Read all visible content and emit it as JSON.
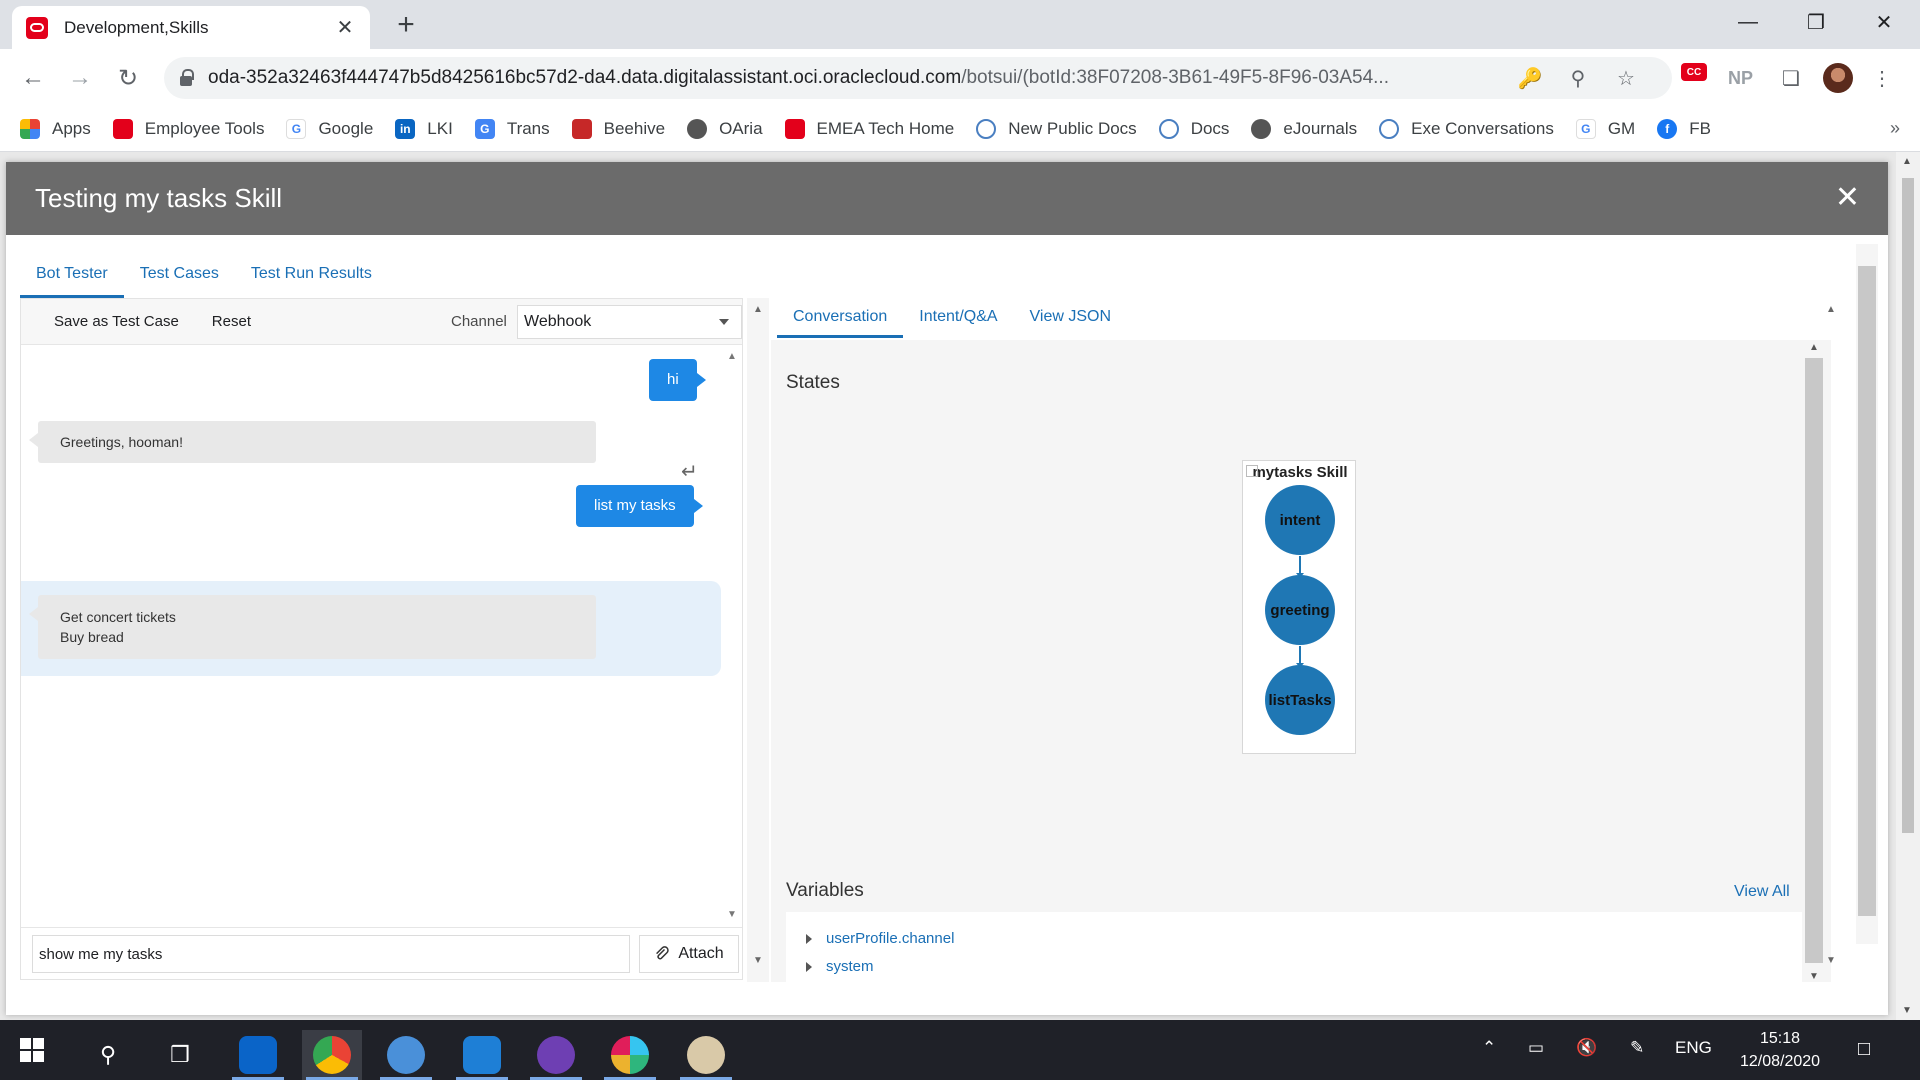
{
  "browser": {
    "tab_title": "Development,Skills",
    "url_main": "oda-352a32463f444747b5d8425616bc57d2-da4.data.digitalassistant.oci.oraclecloud.com",
    "url_rest": "/botsui/(botId:38F07208-3B61-49F5-8F96-03A54...",
    "ext_cc": "CC",
    "ext_np": "NP"
  },
  "bookmarks": [
    {
      "label": "Apps",
      "icon": "apps-grid-icon"
    },
    {
      "label": "Employee Tools",
      "icon": "oracle-icon"
    },
    {
      "label": "Google",
      "icon": "google-icon"
    },
    {
      "label": "LKI",
      "icon": "linkedin-icon"
    },
    {
      "label": "Trans",
      "icon": "translate-icon"
    },
    {
      "label": "Beehive",
      "icon": "beehive-icon"
    },
    {
      "label": "OAria",
      "icon": "globe-icon"
    },
    {
      "label": "EMEA Tech Home",
      "icon": "oracle-icon"
    },
    {
      "label": "New Public Docs",
      "icon": "cloud-icon"
    },
    {
      "label": "Docs",
      "icon": "cloud-icon"
    },
    {
      "label": "eJournals",
      "icon": "globe-icon"
    },
    {
      "label": "Exe Conversations",
      "icon": "cloud-icon"
    },
    {
      "label": "GM",
      "icon": "google-icon"
    },
    {
      "label": "FB",
      "icon": "facebook-icon"
    }
  ],
  "modal": {
    "title": "Testing my tasks Skill",
    "tabs": [
      "Bot Tester",
      "Test Cases",
      "Test Run Results"
    ]
  },
  "left": {
    "save_label": "Save as Test Case",
    "reset_label": "Reset",
    "channel_label": "Channel",
    "channel_value": "Webhook",
    "messages": {
      "user1": "hi",
      "bot1": "Greetings, hooman!",
      "user2": "list my tasks",
      "bot2_line1": "Get concert tickets",
      "bot2_line2": "Buy bread"
    },
    "input_value": "show me my tasks",
    "attach_label": "Attach"
  },
  "right": {
    "tabs": [
      "Conversation",
      "Intent/Q&A",
      "View JSON"
    ],
    "states_label": "States",
    "graph_title": "mytasks Skill",
    "nodes": [
      "intent",
      "greeting",
      "listTasks"
    ],
    "variables_label": "Variables",
    "view_all": "View All",
    "variables": [
      "userProfile.channel",
      "system"
    ]
  },
  "taskbar": {
    "language": "ENG",
    "time": "15:18",
    "date": "12/08/2020"
  },
  "colors": {
    "accent": "#1a6fb5",
    "user_bubble": "#1e88e5",
    "node": "#1f77b4",
    "modal_header": "#6b6b6b"
  }
}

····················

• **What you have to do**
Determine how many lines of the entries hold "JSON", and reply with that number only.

• **Your solution**
2